Many scientific disciplines experience an Einstein like revelation when a new concept pulls many ideas together under a single, all embracing umbrella. In medicine it came with the realisation that the ultimate purpose of life was keeping the contents of the tiny drops of water within the millions of cells of our body within strict limits. All bodily functions - breathing, the circulation of blood, the detoxifying and excretory work of the liver and kidneys and the controlling action of the brain - are directed to this end. If these parameters are disturbed the cell ceases to function properly and disease results. The watery soup inside the cells has the same concentration of sodium, potassium and chloride as that believed to have been present in the oceans when life began, some 600 million years ago. The tiny content of oxygen in these cells reflects the low concentration of the gas in the atmosphere at that time.
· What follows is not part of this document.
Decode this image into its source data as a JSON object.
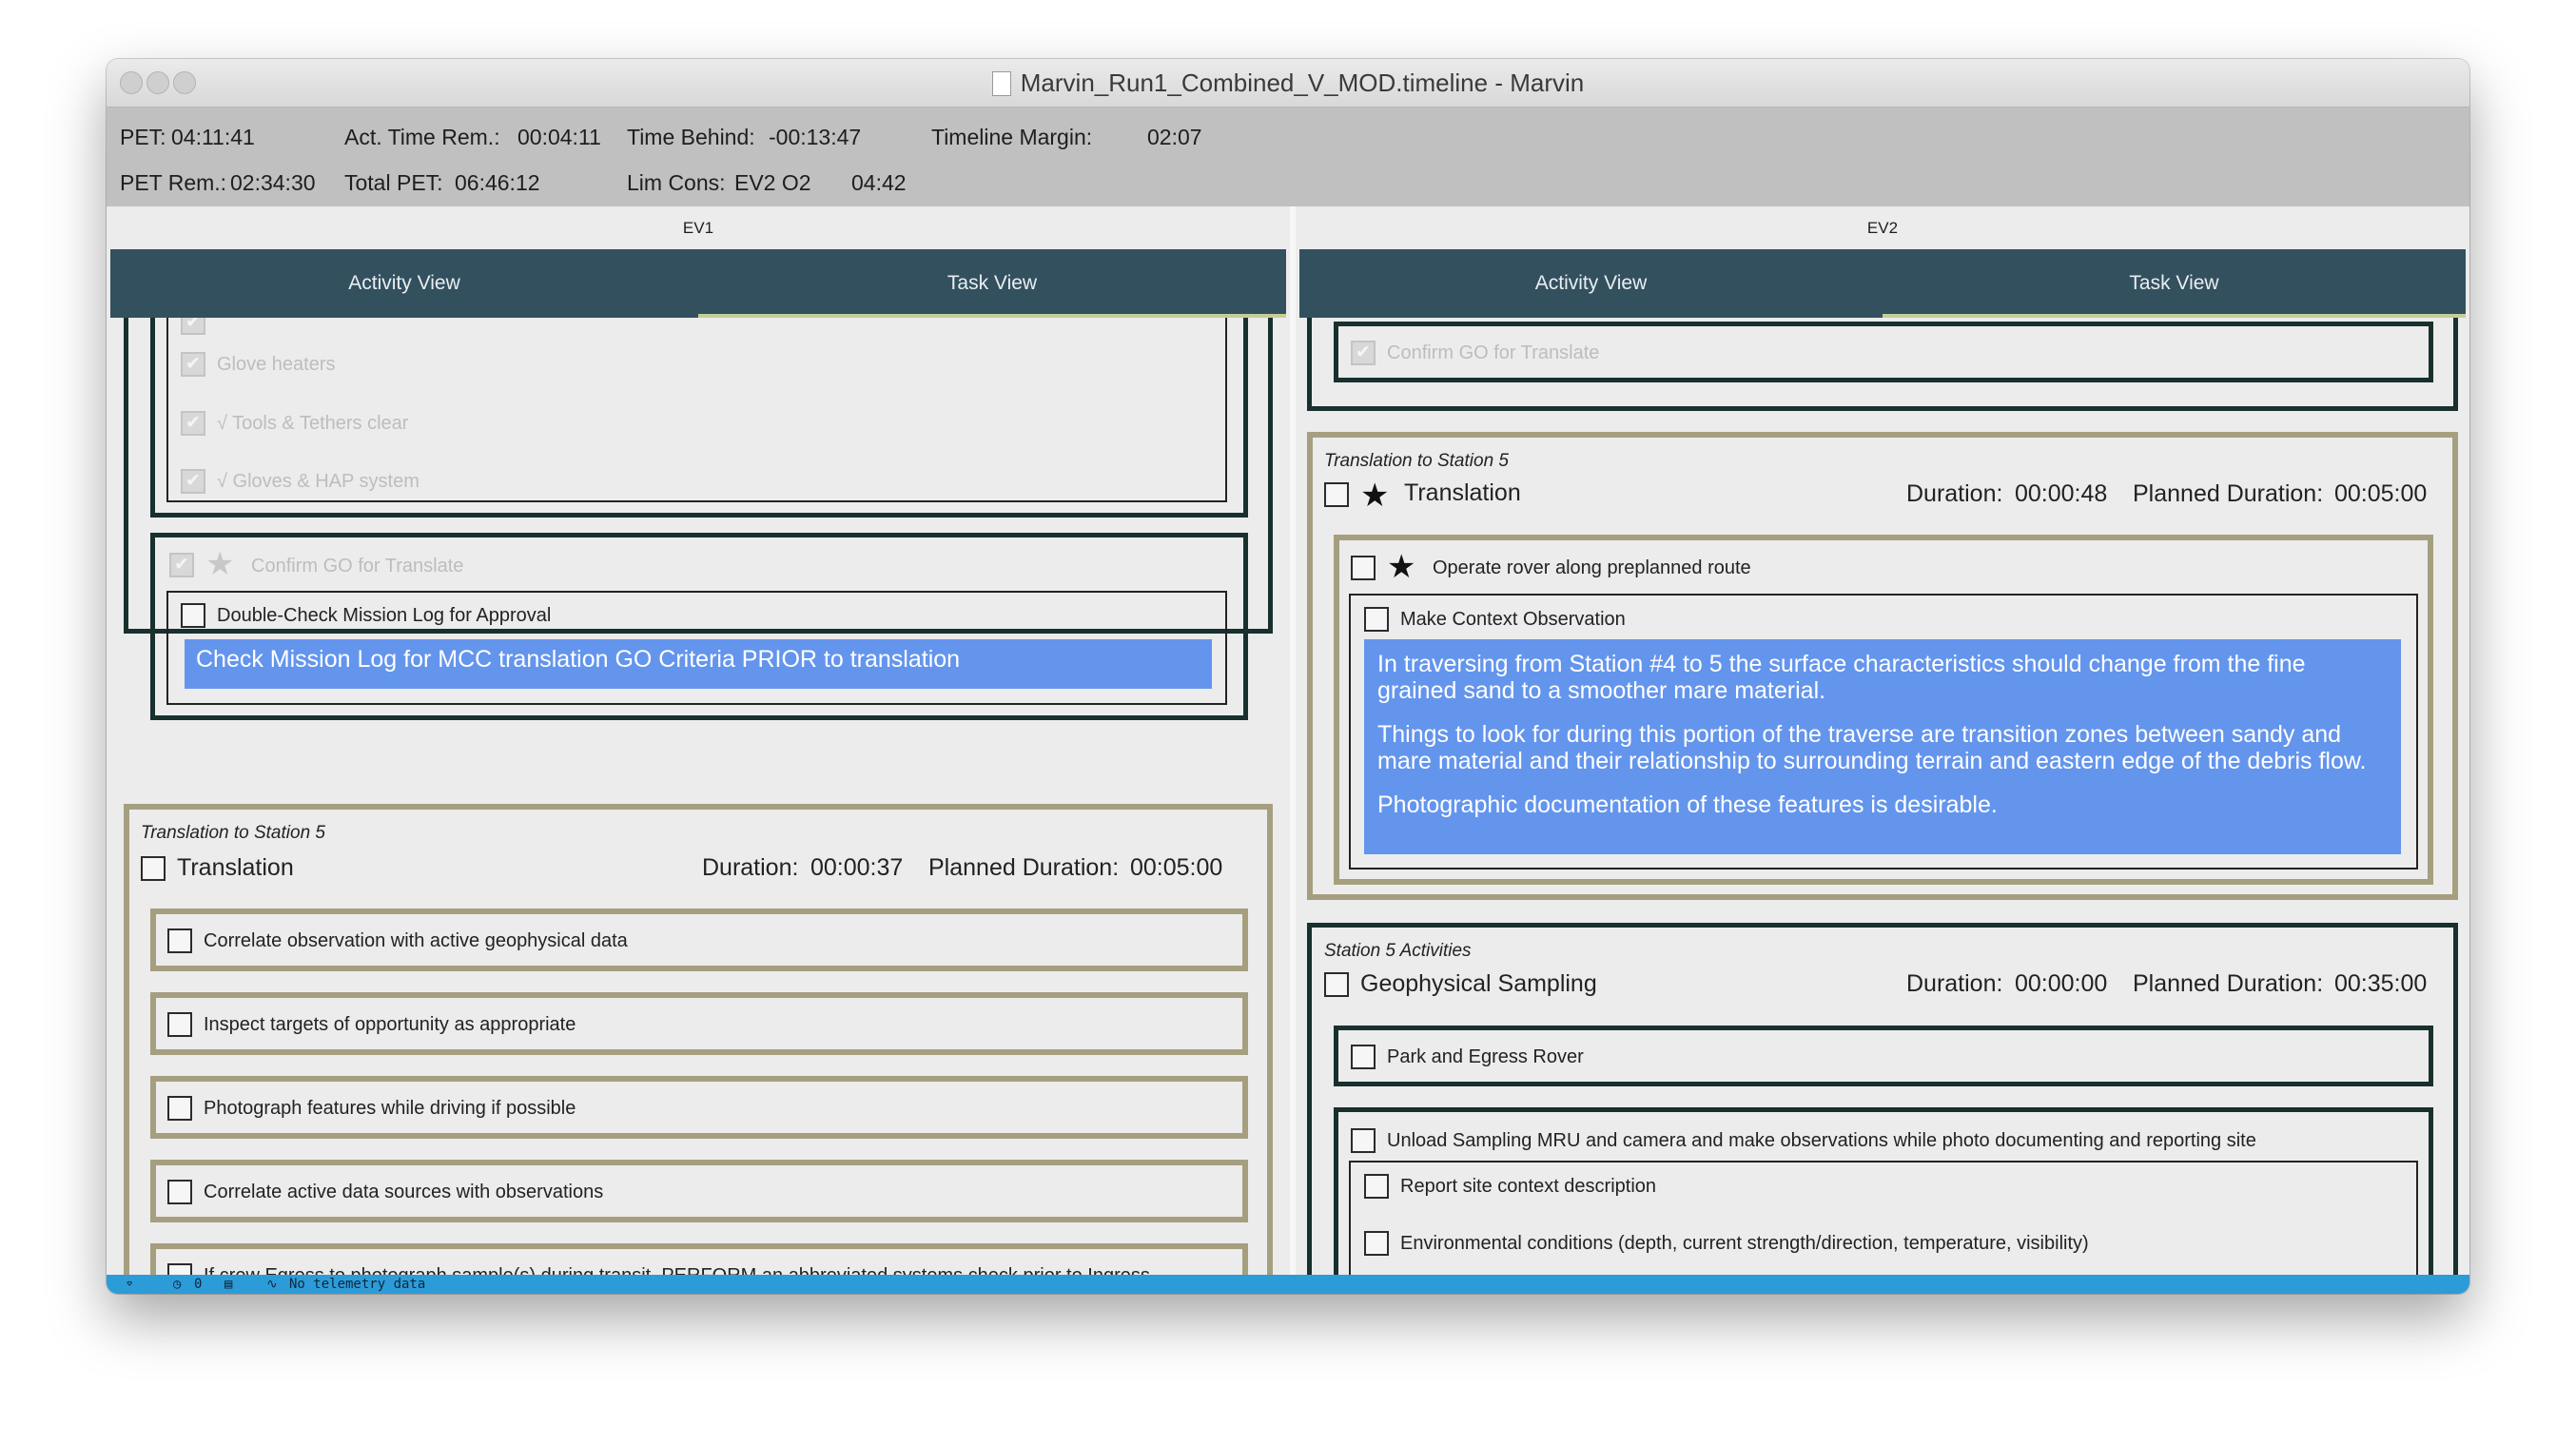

This unifying concept was originally proposed by the French physiologist, Claude Bernard in 1853 and developed in 1929 by the Harvard professor, Walter B Cannon, in his theory of ‘homeostasis’. Today we realise that life is impossible unless we control what Bernard described as the ‘milieur interieur’. It is the real secret of life.